How does a team turnaround from such an ominous cloud? How does a team revitalize itself? Sometimes all it takes is something new tossed into the mix – a bit of inspiration, a kick in the butt, a new player or two, a new line change here and there, or a new coach. All of these changes have made huge impacts on teams in the past. Sometimes all a particular game requires is a goal, a line mix-up, a goalie being pulled, or even a fight to change the downward spiral. Other times, the problem is far too complex to be cured so quickly and easily.

A particular team I follow – who has experienced a horribly rough season — had lately lost all of their spirit and enjoyment of the game. Their last game was one of heartbreaking despair – a crushing defeat that seemed to be the final straw. The turnover of coaches and players had been rampant throughout the season, and it seemed as if there was no team identity left to salvage. You could see this with every game as the season advanced into December and then January. There was a general feeling of “what’s the point?” which can swoop in and sting any team given the opportunity, but the other night something miraculous happened.

As they came out onto the ice there was a bounce in their step, a rejuvenation of energy and spirit. The first period was astonishing. This team played with a sense of pride I had not seen since the early days of the season. And why? A new coach had been tossed into the mix – yes another! – a coach who was able to provide the team with a new vision, a new plan of battle, a new sense of energy to rebuild their individual self-esteem and respect for each other – and the team bought into those plans! You could clearly see all of those elements out on the ice.  And yes, that team, with their newly rediscovered swagger, won that night. I hope they celebrated with as much vivacity and joy as Nail Yakupov did on his game tying goal the other night in Edmonton. They truly deserved it.

As we watch the remainder of this season, keep in mind Barry Smith’s quote — Games are often won and lost before a team steps on the ice. Most of us do not even consider this as a possibility. We are far too focused on whether the defense is doing their job, whether the goaltenders are making those basic saves, wondering if the 3rd line will step up and score, and planning the next team trade. But we also need to remember that the game of hockey – a team sport – is far, far more complex than that. It is an evolving, living, breathing beast – it is all in the dynamics.

AHL Broadcast Update

via Chris Botta, Sporting News

For its part, the American Hockey League is poised to help fill any game-action void for fans. The AHL has a deal in place with Sportsnet in Canada to broadcast an additional slate of games if NHL games are canceled.
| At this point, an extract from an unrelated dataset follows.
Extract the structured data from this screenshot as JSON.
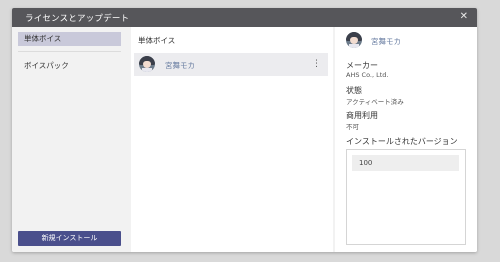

It also has begun discussions with NBC Sports Network and several RSNs about replacement broadcasts. Still, AHL commissioner David Andrews said his league hopes the NHL resolves its labor issues soon.

“While there may be a short-term bump for our league,” Andrews said, “there’s no question that the NHL playing is more important to us. It’s the best league in the world, and we are partners in the development of players and in the growth of the sport.”

According to Andrews, the AHL did see attendance gains during the 2004-05 lockout, especially in regions close to NHL markets. “We had a higher quality of competition,” Andrews said, noting that future NHL stars such as Eric Staal, Jason Spezza and Dustin Brown played in the AHL while their rookie NHL seasons were postponed by the lockout. “Marquee names attract media coverage and fans.”